Available records: Begin

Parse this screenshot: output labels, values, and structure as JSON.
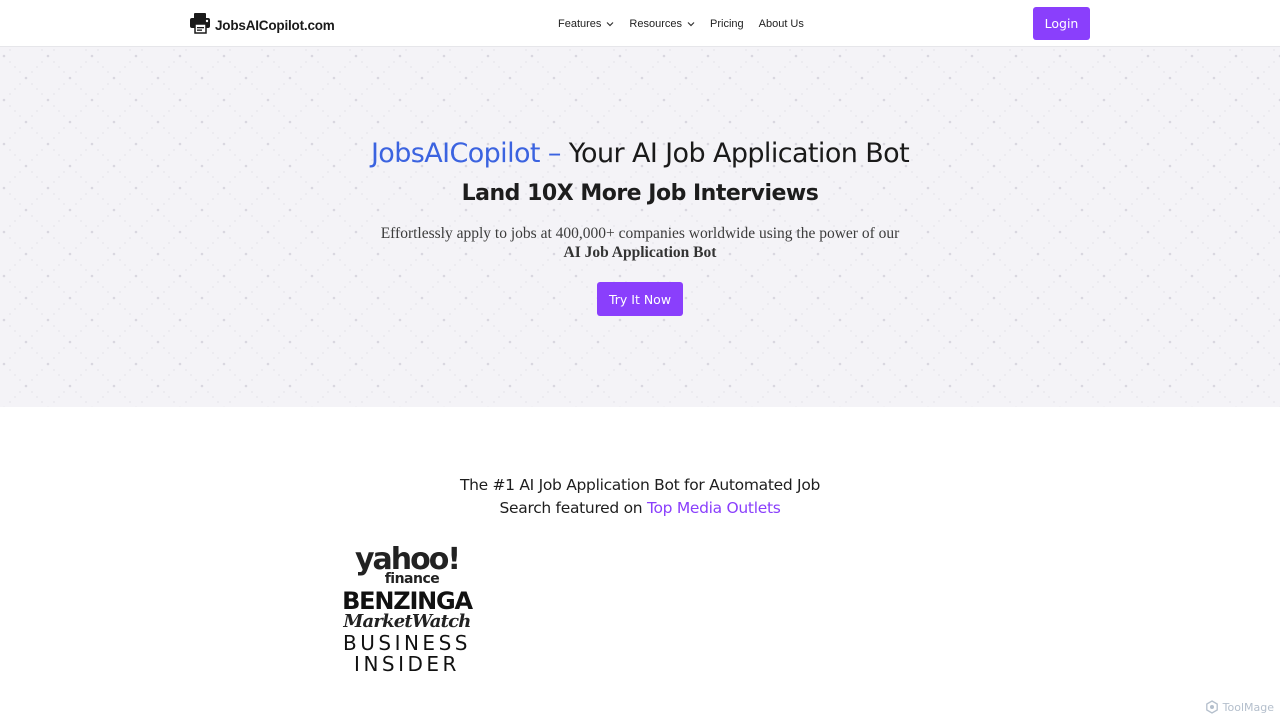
{
  "nav": {
    "logo_text": "JobsAICopilot.com",
    "logo_icon": "printer-logo-icon",
    "items": [
      {
        "label": "Features",
        "dropdown": true
      },
      {
        "label": "Resources",
        "dropdown": true
      },
      {
        "label": "Pricing",
        "dropdown": false
      },
      {
        "label": "About Us",
        "dropdown": false
      }
    ],
    "login_label": "Login"
  },
  "hero": {
    "title_brand": "JobsAICopilot –",
    "title_rest": " Your AI Job Application Bot",
    "subtitle": "Land 10X More Job Interviews",
    "description": "Effortlessly apply to jobs at 400,000+ companies worldwide using the power of our",
    "description_strong": "AI Job Application Bot",
    "cta_label": "Try It Now"
  },
  "featured": {
    "line1": "The #1 AI Job Application Bot for Automated Job",
    "line2_prefix": "Search featured on ",
    "line2_highlight": "Top Media Outlets"
  },
  "media_logos": {
    "yahoo_main": "yahoo!",
    "yahoo_sub": "finance",
    "benzinga": "BENZINGA",
    "marketwatch": "MarketWatch",
    "business": "BUSINESS",
    "insider": "INSIDER"
  },
  "watermark": "ToolMage",
  "colors": {
    "accent": "#8a3ffc",
    "brand_blue": "#3b63e0",
    "hero_bg": "#f4f3f7"
  }
}
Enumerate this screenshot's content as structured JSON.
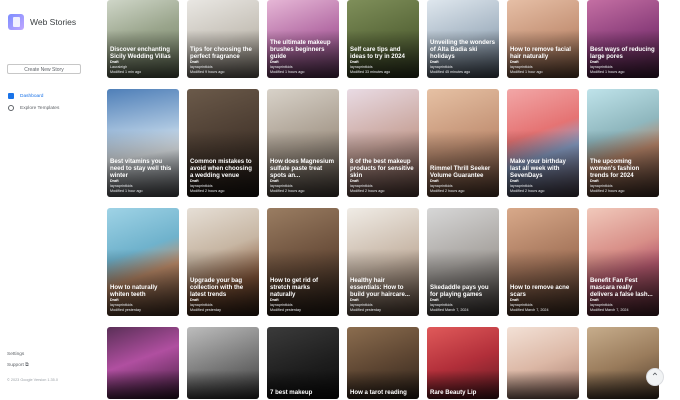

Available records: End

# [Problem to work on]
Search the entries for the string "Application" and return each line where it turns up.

# [Task answer]
    "title_rest": " Your AI Job Application Bot",
    "description_strong": "AI Job Application Bot",
    "line1": "The #1 AI Job Application Bot for Automated Job",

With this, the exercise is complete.